Jesus said to his disciples: “Ask and it will be given to you; seek and you will find; knock and the door will be opened. For everyone who asks, receives; and the one who seeks, finds; and to the one who knocks, the door will be opened.” (Matthew 7: 7-8)
We can only imagine the various moments of prayer in Mary and Joseph’s lives as they raised the young Jesus. We can likewise ponder the tone and content of her prayer as she accompanied her Son in his ministry, and especially during his passion and crucifixion.
Lent calls us to renew our own conversation with God in prayer, with the same kind of trust and faith as Mary and Queen Esther.
It seems the instruction of Jesus and the example of Queen Esther and our Blessed Mother are inviting us to not only make our needs known to God, but then to trust that God knows best how to answer our prayer. We are to have the self awareness that is capable of making heart-felt and humble petition, while at the same time being capable of moving past self-absorption to watch with expectation the mysterious ways in which God responds. And, yes, sometimes, with great patience complimented by confidence in God.
Such prayer and confidence in God allows us to put our needs in God’s hands, thus freeing us up to be even more attentive to the needs of others. This is why Jesus ends today’s instruction with the simple, yet universal rule that has come to be known as ‘golden:”

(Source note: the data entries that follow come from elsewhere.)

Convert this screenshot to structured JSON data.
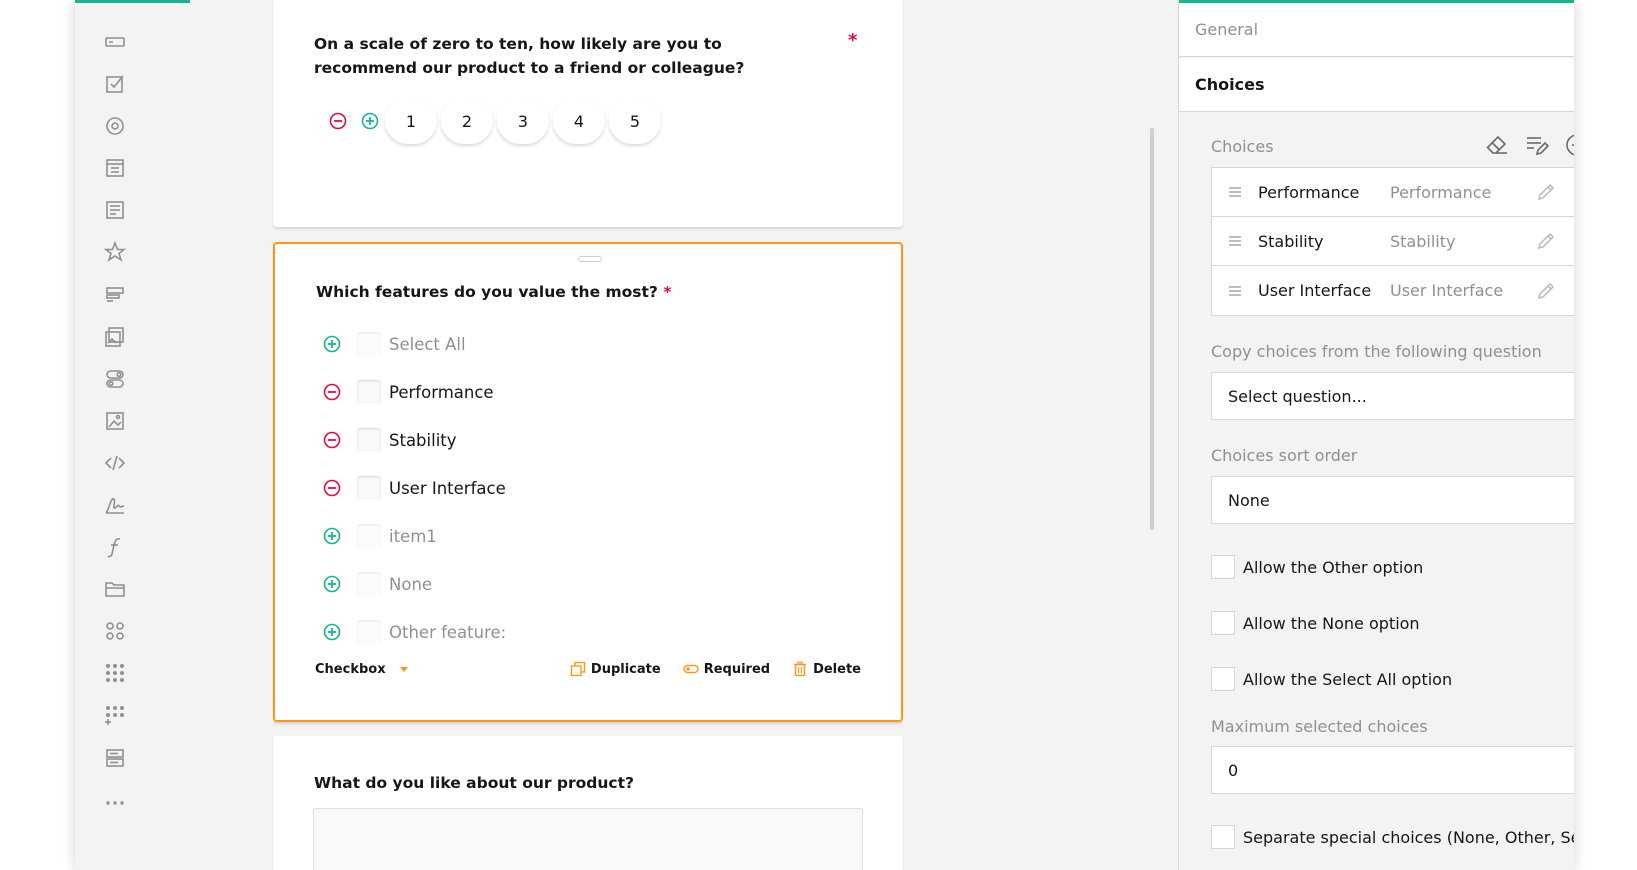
{
  "toolbox": {
    "items": [
      "single-line-input",
      "checkboxes",
      "radio-button-group",
      "dropdown",
      "comment",
      "rating-scale",
      "ranking",
      "image-picker",
      "boolean",
      "image",
      "html",
      "signature-pad",
      "expression",
      "file-upload",
      "multi-select-matrix",
      "multiple-textboxes",
      "dynamic-matrix",
      "panel",
      "more"
    ]
  },
  "q1": {
    "title": "On a scale of zero to ten, how likely are you to recommend our product to a friend or colleague?",
    "required_mark": "*",
    "rates": [
      "1",
      "2",
      "3",
      "4",
      "5"
    ]
  },
  "q2": {
    "title": "Which features do you value the most?",
    "required_mark": "*",
    "choices": [
      {
        "label": "Select All",
        "state": "add"
      },
      {
        "label": "Performance",
        "state": "remove"
      },
      {
        "label": "Stability",
        "state": "remove"
      },
      {
        "label": "User Interface",
        "state": "remove"
      },
      {
        "label": "item1",
        "state": "add"
      },
      {
        "label": "None",
        "state": "add"
      },
      {
        "label": "Other feature:",
        "state": "add"
      }
    ],
    "footer": {
      "type": "Checkbox",
      "duplicate": "Duplicate",
      "required": "Required",
      "delete": "Delete"
    }
  },
  "q3": {
    "title": "What do you like about our product?"
  },
  "panel": {
    "general_label": "General",
    "choices_label": "Choices",
    "choices_section_label": "Choices",
    "choices": [
      {
        "value": "Performance",
        "text": "Performance"
      },
      {
        "value": "Stability",
        "text": "Stability"
      },
      {
        "value": "User Interface",
        "text": "User Interface"
      }
    ],
    "copy_label": "Copy choices from the following question",
    "copy_placeholder": "Select question...",
    "sort_label": "Choices sort order",
    "sort_value": "None",
    "allow_other": "Allow the Other option",
    "allow_none": "Allow the None option",
    "allow_select_all": "Allow the Select All option",
    "max_label": "Maximum selected choices",
    "max_value": "0",
    "separate_special": "Separate special choices (None, Other, Select All)"
  },
  "colors": {
    "accent": "#19b394",
    "selected_border": "#ff9814",
    "required": "#e50a3e",
    "remove": "#e50a3e",
    "add": "#19b394"
  }
}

Do to others whatever you would have them do to you. This is the law and the prophets. (Matthew 7:12)